    (2019) Child-robot relationship formation: A narrative review of empirical research. International Journal of Social Robotics. doi:  10.1007/s12369‑019‑00569‑0
    https://doi.org/10.1007/s12369-019-00569-0 [Google Scholar]
  91. Venkatesh, V., Morris, M. G., Davis, G. B., & Davis, F. D.
    (2003) User acceptance of information technology: Toward a unified view. MIS Quarterly, 27(3), 425–478. 10.2307/30036540
    https://doi.org/10.2307/30036540 [Google Scholar]
  92. Wainer, J., Feil-Seifer, D. J., Shell, D. A., & Mataric, M. J.
    (2006) The role of physical embodiment in human-robot interaction. InProceedings of the 15th International Workshop on Robot and Human Interactive Communication (pp.117–122). 10.1109/ROMAN.2006.314404
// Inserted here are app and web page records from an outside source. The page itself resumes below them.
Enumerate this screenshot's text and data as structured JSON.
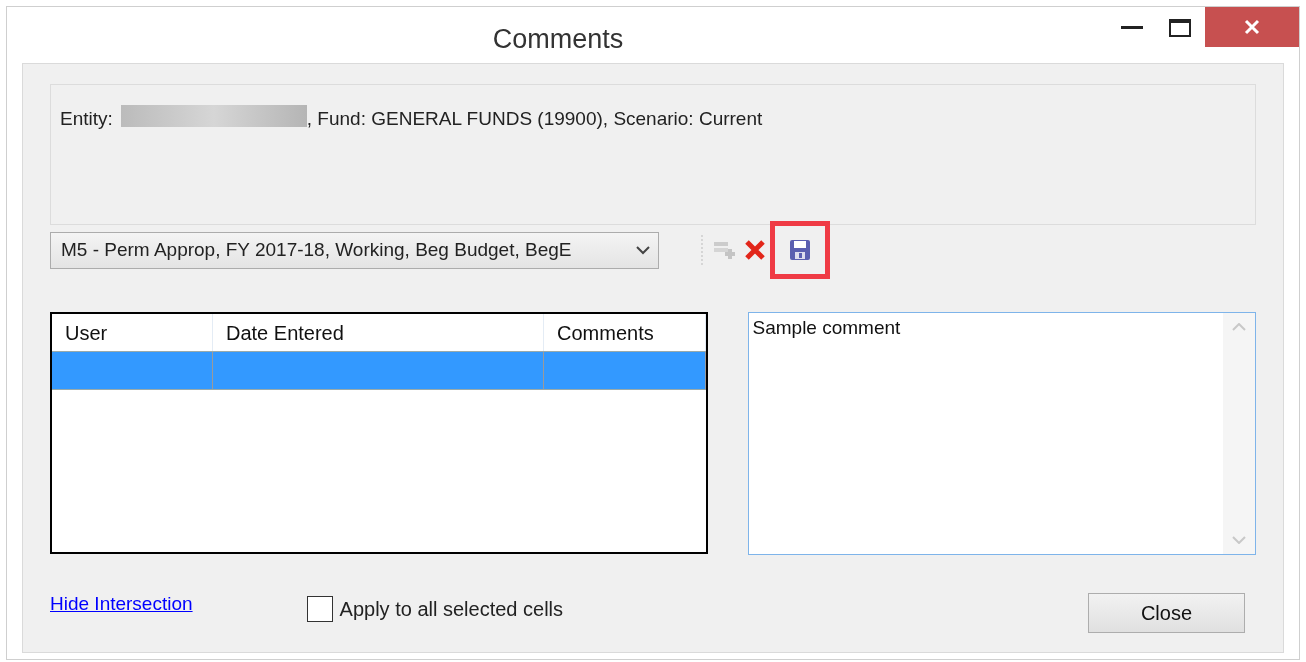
{
  "window": {
    "title": "Comments"
  },
  "intersection": {
    "entity_label": "Entity:",
    "rest": ", Fund: GENERAL FUNDS (19900), Scenario: Current"
  },
  "version_select": {
    "value": "M5 - Perm Approp, FY 2017-18, Working, Beg Budget, BegE"
  },
  "toolbar": [
    {
      "kind": "add",
      "disabled": true,
      "highlighted": false
    },
    {
      "kind": "delete",
      "disabled": false,
      "highlighted": false
    },
    {
      "kind": "save",
      "disabled": false,
      "highlighted": true
    }
  ],
  "grid": {
    "columns": [
      "User",
      "Date Entered",
      "Comments"
    ],
    "rows": [
      {
        "selected": true
      }
    ]
  },
  "comment_box": {
    "value": "Sample comment"
  },
  "hide_link": "Hide Intersection",
  "apply_all": {
    "label": "Apply to all selected cells",
    "checked": false
  },
  "close_button": "Close"
}
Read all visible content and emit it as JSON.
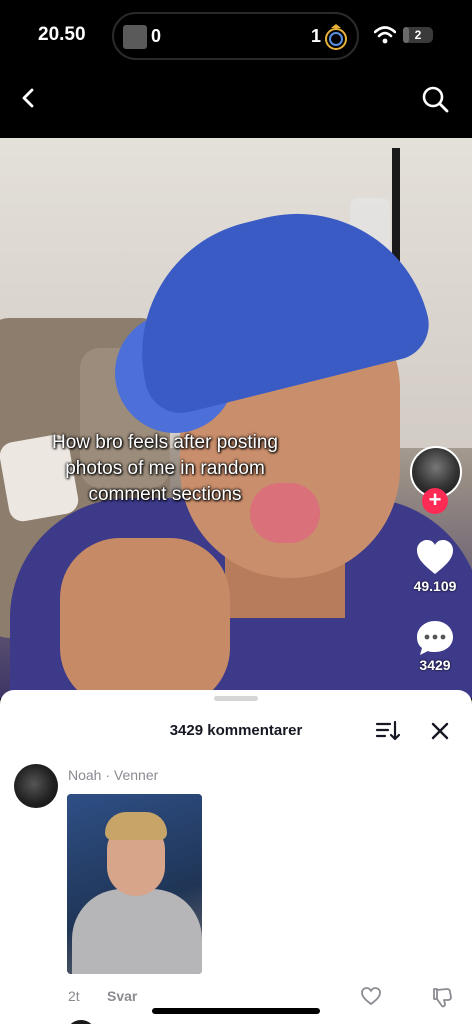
{
  "status_bar": {
    "time": "20.50",
    "score_left": "0",
    "score_right": "1",
    "battery_level": "2",
    "battery_fraction": 0.2,
    "icons": {
      "wifi": "wifi-icon",
      "team_right": "team-crest-icon"
    }
  },
  "nav": {
    "back_icon": "chevron-left-icon",
    "search_icon": "search-icon"
  },
  "video": {
    "caption": "How bro feels after posting photos of me in random comment sections",
    "likes": "49.109",
    "comments": "3429",
    "follow_label": "+"
  },
  "comments_sheet": {
    "title": "3429 kommentarer",
    "comment": {
      "header": "Noah · Venner",
      "time": "2t",
      "reply_label": "Svar"
    }
  },
  "colors": {
    "accent": "#fe2c55",
    "sheet_text": "#161823",
    "muted_text": "#8a8b91"
  }
}
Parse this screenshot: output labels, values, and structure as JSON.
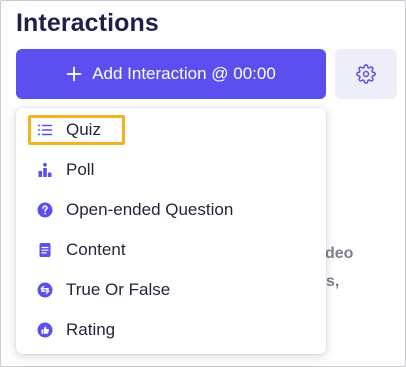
{
  "panel": {
    "title": "Interactions"
  },
  "toolbar": {
    "add_label": "Add Interaction @ 00:00"
  },
  "background": {
    "fragment_1": "deo",
    "fragment_2": "s,"
  },
  "colors": {
    "accent": "#5b4ff0",
    "highlight": "#f2b21c",
    "icon": "#5b4ff0"
  },
  "menu": {
    "items": [
      {
        "label": "Quiz",
        "icon": "list-icon",
        "highlighted": true
      },
      {
        "label": "Poll",
        "icon": "poll-icon"
      },
      {
        "label": "Open-ended Question",
        "icon": "question-icon"
      },
      {
        "label": "Content",
        "icon": "document-icon"
      },
      {
        "label": "True Or False",
        "icon": "true-false-icon"
      },
      {
        "label": "Rating",
        "icon": "thumbs-up-icon"
      }
    ]
  }
}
    https://doi.org/10.1109/ROMAN.2006.314404 [Google Scholar]
  93. Walters, M. L., Syrdal, D. S., Dautenhahn, K., Te Boekhorst, R., & Koay, K. L.
    (2008) Avoiding the uncanny valley: Robot appearance, personality and consistency of behavior in an attention-seeking home scenario for a robot companion. Autonomous Robots, 24(2), 159–178. 10.1007/s10514‑007‑9058‑3
    https://doi.org/10.1007/s10514-007-9058-3 [Google Scholar]
  94. Weibel, D., Stricker, D., Wissmath, B., & Mast, F. W.
    (2010) How socially relevant visual characteristics of avatars influence impression formation. Journal of Media Psychology, 22(1), 37–43. 10.1027/1864‑1105/a000005
    https://doi.org/10.1027/1864-1105/a000005 [Google Scholar]
  95. Westlund, J. M. K., Martinez, M., Archie, M., Das, M., & Breazeal, C.
    (2016) Effects of framing a robot as a social agent or as a machine on children’s social behavior. InProceedings of the 25th International Symposium on Robot and Human Interactive Communication (pp.688–693). 10.1109/ROMAN.2016.7745193
    https://doi.org/10.1109/ROMAN.2016.7745193 [Google Scholar]
  96. Wigdor, N., De Greeff, J., Looije, R., & Neerincx, M. A.
    (2016) How to improve human-robot interaction with conversational fillers. InProceedings of the 25th International Symposium on Robot and Human Interactive Communication (pp.219–224). 10.1109/ROMAN.2016.7745134
    https://doi.org/10.1109/ROMAN.2016.7745134 [Google Scholar]
  97. Wiles, J., Worthy, P., Hensby, K., Boden, M., Heath, S., Pounds, P., … Weigel, J.
    (2016) Social cardboard: Pretotyping a social ethnodroid in the wild. InProceedings of the 11th International Conference on Human-Robot Interaction (pp.531–532). 10.1109/HRI.2016.7451841
    https://doi.org/10.1109/HRI.2016.7451841 [Google Scholar]
  98. Woods, S., Dautenhahn, K., & Schulz, J.
    (2004) The design space of robots: Investigating children’s views. InProceedings of the 13th International Workshop on Robot and Human Interactive Communication (pp.47–52). 10.1109/ROMAN.2004.1374728
    https://doi.org/10.1109/ROMAN.2004.1374728 [Google Scholar]

Data & Media loading...

This is a required field
Please enter a valid email address
Approval was successful
Invalid data
An Error Occurred
Approval was partially successful, following selected items could not be processed due to error